* To do *
The response should consist of every record, reproduced exactly.
[Available data]
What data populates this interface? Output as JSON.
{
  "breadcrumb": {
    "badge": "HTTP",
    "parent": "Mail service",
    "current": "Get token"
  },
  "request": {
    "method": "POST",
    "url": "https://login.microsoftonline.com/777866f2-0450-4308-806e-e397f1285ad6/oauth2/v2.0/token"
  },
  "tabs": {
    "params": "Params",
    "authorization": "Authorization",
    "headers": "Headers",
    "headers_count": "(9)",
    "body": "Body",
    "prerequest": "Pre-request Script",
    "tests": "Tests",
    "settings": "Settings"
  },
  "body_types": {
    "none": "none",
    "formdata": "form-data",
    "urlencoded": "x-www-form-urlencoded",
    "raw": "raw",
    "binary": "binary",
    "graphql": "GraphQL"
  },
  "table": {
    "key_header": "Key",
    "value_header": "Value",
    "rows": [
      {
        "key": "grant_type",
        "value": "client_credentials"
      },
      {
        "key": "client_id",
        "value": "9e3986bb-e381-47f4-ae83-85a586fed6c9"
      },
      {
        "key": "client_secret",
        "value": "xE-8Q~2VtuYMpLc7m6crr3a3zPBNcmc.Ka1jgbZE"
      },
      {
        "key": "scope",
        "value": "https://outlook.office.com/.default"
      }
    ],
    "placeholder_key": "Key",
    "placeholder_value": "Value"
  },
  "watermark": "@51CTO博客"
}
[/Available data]
* Task answer *
What data populates this interface? Output as JSON.
{
  "breadcrumb": {
    "badge": "HTTP",
    "parent": "Mail service",
    "current": "Get token"
  },
  "request": {
    "method": "POST",
    "url": "https://login.microsoftonline.com/777866f2-0450-4308-806e-e397f1285ad6/oauth2/v2.0/token"
  },
  "tabs": {
    "params": "Params",
    "authorization": "Authorization",
    "headers": "Headers",
    "headers_count": "(9)",
    "body": "Body",
    "prerequest": "Pre-request Script",
    "tests": "Tests",
    "settings": "Settings"
  },
  "body_types": {
    "none": "none",
    "formdata": "form-data",
    "urlencoded": "x-www-form-urlencoded",
    "raw": "raw",
    "binary": "binary",
    "graphql": "GraphQL"
  },
  "table": {
    "key_header": "Key",
    "value_header": "Value",
    "rows": [
      {
        "key": "grant_type",
        "value": "client_credentials"
      },
      {
        "key": "client_id",
        "value": "9e3986bb-e381-47f4-ae83-85a586fed6c9"
      },
      {
        "key": "client_secret",
        "value": "xE-8Q~2VtuYMpLc7m6crr3a3zPBNcmc.Ka1jgbZE"
      },
      {
        "key": "scope",
        "value": "https://outlook.office.com/.default"
      }
    ],
    "placeholder_key": "Key",
    "placeholder_value": "Value"
  },
  "watermark": "@51CTO博客"
}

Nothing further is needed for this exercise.